> _Records_:
+ + + +
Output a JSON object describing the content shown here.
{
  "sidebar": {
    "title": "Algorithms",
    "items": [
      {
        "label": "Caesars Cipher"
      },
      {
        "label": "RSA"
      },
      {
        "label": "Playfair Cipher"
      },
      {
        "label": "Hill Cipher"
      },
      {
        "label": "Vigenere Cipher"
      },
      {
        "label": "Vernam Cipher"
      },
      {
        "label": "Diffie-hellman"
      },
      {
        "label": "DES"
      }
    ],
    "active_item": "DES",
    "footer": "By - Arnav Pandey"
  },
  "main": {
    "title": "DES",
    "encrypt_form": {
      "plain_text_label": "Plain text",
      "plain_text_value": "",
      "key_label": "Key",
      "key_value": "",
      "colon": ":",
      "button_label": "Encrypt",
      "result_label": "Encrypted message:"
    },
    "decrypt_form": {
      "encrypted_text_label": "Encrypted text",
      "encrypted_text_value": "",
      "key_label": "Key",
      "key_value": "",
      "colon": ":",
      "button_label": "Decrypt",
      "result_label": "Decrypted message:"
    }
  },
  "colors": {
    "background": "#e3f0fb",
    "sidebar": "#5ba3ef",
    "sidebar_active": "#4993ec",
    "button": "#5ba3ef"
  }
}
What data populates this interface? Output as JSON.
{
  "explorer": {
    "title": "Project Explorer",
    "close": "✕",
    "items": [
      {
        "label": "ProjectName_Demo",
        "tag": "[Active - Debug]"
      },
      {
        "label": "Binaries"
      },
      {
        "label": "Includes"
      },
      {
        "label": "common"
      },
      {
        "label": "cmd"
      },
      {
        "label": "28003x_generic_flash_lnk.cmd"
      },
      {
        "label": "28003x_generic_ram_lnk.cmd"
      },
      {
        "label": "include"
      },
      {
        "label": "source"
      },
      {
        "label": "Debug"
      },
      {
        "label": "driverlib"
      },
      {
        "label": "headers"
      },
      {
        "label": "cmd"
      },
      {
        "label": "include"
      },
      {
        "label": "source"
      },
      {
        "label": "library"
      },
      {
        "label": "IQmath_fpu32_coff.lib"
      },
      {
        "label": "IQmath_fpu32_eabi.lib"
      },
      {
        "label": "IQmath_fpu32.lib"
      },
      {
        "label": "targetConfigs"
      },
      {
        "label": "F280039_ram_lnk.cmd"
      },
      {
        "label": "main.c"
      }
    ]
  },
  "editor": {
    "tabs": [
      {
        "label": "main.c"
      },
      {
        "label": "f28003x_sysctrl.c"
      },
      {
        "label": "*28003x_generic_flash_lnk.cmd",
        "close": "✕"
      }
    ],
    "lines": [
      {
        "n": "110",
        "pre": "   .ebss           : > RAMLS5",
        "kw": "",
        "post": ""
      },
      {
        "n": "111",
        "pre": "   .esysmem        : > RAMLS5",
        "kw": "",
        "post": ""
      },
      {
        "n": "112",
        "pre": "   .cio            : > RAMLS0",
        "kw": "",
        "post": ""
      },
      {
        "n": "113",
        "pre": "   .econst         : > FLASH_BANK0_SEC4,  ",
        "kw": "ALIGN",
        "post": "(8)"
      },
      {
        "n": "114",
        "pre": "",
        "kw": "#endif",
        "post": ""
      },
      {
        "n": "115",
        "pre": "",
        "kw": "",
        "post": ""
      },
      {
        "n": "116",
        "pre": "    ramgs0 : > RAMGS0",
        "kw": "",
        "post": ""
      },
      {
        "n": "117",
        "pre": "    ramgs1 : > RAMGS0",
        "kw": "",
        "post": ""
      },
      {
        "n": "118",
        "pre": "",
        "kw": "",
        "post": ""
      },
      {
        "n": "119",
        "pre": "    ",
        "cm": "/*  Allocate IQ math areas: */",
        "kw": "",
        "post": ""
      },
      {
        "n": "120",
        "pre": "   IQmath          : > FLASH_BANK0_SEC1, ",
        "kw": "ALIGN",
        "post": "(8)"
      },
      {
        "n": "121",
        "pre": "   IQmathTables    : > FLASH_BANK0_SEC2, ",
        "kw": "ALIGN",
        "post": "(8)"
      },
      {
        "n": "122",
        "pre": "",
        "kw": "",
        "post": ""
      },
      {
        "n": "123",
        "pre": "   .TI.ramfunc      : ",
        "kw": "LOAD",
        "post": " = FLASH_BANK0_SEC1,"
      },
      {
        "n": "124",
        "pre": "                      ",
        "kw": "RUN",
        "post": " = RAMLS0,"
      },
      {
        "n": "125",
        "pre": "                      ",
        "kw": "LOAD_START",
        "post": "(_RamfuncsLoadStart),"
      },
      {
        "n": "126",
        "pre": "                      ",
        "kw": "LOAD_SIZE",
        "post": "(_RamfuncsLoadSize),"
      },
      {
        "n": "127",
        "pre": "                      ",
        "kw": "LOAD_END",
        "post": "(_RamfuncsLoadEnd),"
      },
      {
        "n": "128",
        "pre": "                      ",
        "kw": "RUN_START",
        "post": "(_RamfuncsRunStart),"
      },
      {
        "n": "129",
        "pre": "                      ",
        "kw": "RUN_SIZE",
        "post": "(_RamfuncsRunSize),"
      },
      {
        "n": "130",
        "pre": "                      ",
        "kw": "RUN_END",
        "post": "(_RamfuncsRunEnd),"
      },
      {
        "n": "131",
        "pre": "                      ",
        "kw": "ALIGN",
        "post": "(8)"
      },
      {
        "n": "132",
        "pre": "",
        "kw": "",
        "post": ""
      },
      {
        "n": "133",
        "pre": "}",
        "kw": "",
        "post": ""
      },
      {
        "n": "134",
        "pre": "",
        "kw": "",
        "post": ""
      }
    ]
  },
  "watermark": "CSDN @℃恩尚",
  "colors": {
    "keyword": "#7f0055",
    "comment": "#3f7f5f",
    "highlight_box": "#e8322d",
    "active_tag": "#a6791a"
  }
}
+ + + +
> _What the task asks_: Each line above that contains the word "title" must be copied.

> _Written response_:
    "title": "Algorithms",
    "title": "DES",
    "title": "Project Explorer",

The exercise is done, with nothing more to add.